Data records for software interfaces:
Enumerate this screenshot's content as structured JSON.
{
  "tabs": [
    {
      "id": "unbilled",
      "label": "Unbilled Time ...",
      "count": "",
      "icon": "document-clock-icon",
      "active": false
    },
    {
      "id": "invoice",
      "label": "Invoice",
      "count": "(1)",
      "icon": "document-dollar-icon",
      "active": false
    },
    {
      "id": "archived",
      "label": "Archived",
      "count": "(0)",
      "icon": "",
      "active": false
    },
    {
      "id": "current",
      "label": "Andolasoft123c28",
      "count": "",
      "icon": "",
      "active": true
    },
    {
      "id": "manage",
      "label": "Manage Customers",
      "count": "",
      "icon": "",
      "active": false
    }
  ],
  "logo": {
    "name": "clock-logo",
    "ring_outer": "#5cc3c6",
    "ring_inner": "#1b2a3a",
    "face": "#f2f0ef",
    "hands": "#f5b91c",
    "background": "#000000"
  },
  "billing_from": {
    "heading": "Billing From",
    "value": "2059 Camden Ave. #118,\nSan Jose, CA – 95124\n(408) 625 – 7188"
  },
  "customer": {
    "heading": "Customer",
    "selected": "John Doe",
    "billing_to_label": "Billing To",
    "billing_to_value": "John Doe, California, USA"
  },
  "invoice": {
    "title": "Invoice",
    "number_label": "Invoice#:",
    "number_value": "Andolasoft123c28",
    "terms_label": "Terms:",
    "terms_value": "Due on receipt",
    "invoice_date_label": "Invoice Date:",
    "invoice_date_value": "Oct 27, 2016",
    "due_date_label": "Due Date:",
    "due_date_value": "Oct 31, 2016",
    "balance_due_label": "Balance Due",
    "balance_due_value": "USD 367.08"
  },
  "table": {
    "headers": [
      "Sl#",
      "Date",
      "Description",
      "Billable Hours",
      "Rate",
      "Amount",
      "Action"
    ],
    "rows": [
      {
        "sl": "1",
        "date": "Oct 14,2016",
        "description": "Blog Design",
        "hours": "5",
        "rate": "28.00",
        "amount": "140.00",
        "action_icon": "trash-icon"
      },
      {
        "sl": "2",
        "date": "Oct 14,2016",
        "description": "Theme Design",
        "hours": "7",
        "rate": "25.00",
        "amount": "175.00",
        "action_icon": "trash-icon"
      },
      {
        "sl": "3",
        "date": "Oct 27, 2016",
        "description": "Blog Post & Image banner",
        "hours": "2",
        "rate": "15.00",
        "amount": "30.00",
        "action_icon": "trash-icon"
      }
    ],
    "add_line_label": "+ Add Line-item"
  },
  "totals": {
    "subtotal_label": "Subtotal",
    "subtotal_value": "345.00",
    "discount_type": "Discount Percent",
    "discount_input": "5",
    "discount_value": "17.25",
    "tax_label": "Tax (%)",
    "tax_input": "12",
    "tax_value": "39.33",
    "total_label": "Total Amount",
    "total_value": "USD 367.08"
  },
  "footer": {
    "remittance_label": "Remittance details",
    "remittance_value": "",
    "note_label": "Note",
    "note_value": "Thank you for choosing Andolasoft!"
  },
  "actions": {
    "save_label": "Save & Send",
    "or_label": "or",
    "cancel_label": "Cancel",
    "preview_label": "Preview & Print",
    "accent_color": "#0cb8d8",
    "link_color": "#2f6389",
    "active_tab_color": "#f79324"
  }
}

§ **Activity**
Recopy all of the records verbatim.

§ **Exercise solution**
Enumerate this screenshot's content as structured JSON.
{
  "tabs": [
    {
      "id": "unbilled",
      "label": "Unbilled Time ...",
      "count": "",
      "icon": "document-clock-icon",
      "active": false
    },
    {
      "id": "invoice",
      "label": "Invoice",
      "count": "(1)",
      "icon": "document-dollar-icon",
      "active": false
    },
    {
      "id": "archived",
      "label": "Archived",
      "count": "(0)",
      "icon": "",
      "active": false
    },
    {
      "id": "current",
      "label": "Andolasoft123c28",
      "count": "",
      "icon": "",
      "active": true
    },
    {
      "id": "manage",
      "label": "Manage Customers",
      "count": "",
      "icon": "",
      "active": false
    }
  ],
  "logo": {
    "name": "clock-logo",
    "ring_outer": "#5cc3c6",
    "ring_inner": "#1b2a3a",
    "face": "#f2f0ef",
    "hands": "#f5b91c",
    "background": "#000000"
  },
  "billing_from": {
    "heading": "Billing From",
    "value": "2059 Camden Ave. #118,\nSan Jose, CA – 95124\n(408) 625 – 7188"
  },
  "customer": {
    "heading": "Customer",
    "selected": "John Doe",
    "billing_to_label": "Billing To",
    "billing_to_value": "John Doe, California, USA"
  },
  "invoice": {
    "title": "Invoice",
    "number_label": "Invoice#:",
    "number_value": "Andolasoft123c28",
    "terms_label": "Terms:",
    "terms_value": "Due on receipt",
    "invoice_date_label": "Invoice Date:",
    "invoice_date_value": "Oct 27, 2016",
    "due_date_label": "Due Date:",
    "due_date_value": "Oct 31, 2016",
    "balance_due_label": "Balance Due",
    "balance_due_value": "USD 367.08"
  },
  "table": {
    "headers": [
      "Sl#",
      "Date",
      "Description",
      "Billable Hours",
      "Rate",
      "Amount",
      "Action"
    ],
    "rows": [
      {
        "sl": "1",
        "date": "Oct 14,2016",
        "description": "Blog Design",
        "hours": "5",
        "rate": "28.00",
        "amount": "140.00",
        "action_icon": "trash-icon"
      },
      {
        "sl": "2",
        "date": "Oct 14,2016",
        "description": "Theme Design",
        "hours": "7",
        "rate": "25.00",
        "amount": "175.00",
        "action_icon": "trash-icon"
      },
      {
        "sl": "3",
        "date": "Oct 27, 2016",
        "description": "Blog Post & Image banner",
        "hours": "2",
        "rate": "15.00",
        "amount": "30.00",
        "action_icon": "trash-icon"
      }
    ],
    "add_line_label": "+ Add Line-item"
  },
  "totals": {
    "subtotal_label": "Subtotal",
    "subtotal_value": "345.00",
    "discount_type": "Discount Percent",
    "discount_input": "5",
    "discount_value": "17.25",
    "tax_label": "Tax (%)",
    "tax_input": "12",
    "tax_value": "39.33",
    "total_label": "Total Amount",
    "total_value": "USD 367.08"
  },
  "footer": {
    "remittance_label": "Remittance details",
    "remittance_value": "",
    "note_label": "Note",
    "note_value": "Thank you for choosing Andolasoft!"
  },
  "actions": {
    "save_label": "Save & Send",
    "or_label": "or",
    "cancel_label": "Cancel",
    "preview_label": "Preview & Print",
    "accent_color": "#0cb8d8",
    "link_color": "#2f6389",
    "active_tab_color": "#f79324"
  }
}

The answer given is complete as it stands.